REQUIRED ACTION: Say how many lines in the entries below mention "objects", with no other words.

EXERCISE DATA:
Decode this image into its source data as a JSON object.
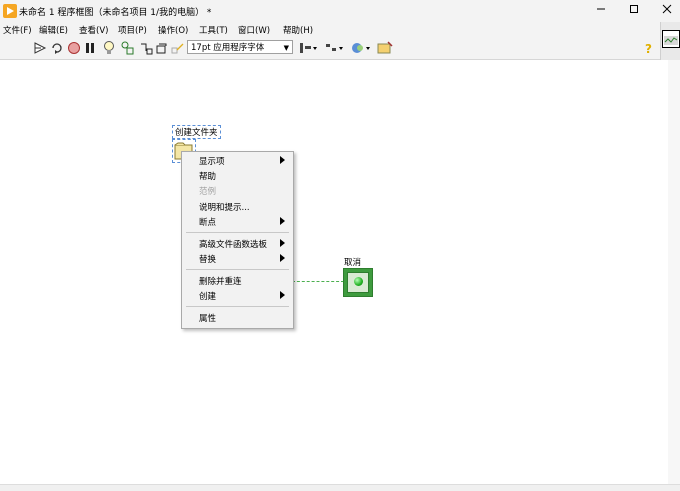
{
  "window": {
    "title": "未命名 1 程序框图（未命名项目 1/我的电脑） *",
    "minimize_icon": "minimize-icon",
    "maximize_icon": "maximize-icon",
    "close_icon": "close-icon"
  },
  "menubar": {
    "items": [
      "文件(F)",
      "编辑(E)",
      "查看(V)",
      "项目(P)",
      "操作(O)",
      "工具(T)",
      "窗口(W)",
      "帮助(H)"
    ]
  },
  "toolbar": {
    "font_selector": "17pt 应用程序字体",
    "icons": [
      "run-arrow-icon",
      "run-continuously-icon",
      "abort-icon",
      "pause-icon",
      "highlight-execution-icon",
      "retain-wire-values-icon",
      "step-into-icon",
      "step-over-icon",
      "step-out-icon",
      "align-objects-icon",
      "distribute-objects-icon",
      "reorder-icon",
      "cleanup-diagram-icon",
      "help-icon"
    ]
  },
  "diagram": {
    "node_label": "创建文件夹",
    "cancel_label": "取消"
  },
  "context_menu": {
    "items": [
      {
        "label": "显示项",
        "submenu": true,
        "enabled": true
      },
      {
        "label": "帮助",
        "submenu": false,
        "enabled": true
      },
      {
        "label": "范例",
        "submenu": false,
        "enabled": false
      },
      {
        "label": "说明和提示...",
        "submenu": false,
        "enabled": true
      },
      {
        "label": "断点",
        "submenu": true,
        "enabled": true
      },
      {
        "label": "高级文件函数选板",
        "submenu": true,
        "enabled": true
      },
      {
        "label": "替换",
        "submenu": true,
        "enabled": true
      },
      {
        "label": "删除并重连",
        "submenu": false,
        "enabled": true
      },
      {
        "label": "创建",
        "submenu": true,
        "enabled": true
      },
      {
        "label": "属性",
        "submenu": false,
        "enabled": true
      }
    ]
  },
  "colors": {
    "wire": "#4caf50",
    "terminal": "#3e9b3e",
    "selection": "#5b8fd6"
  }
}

REPLY: 2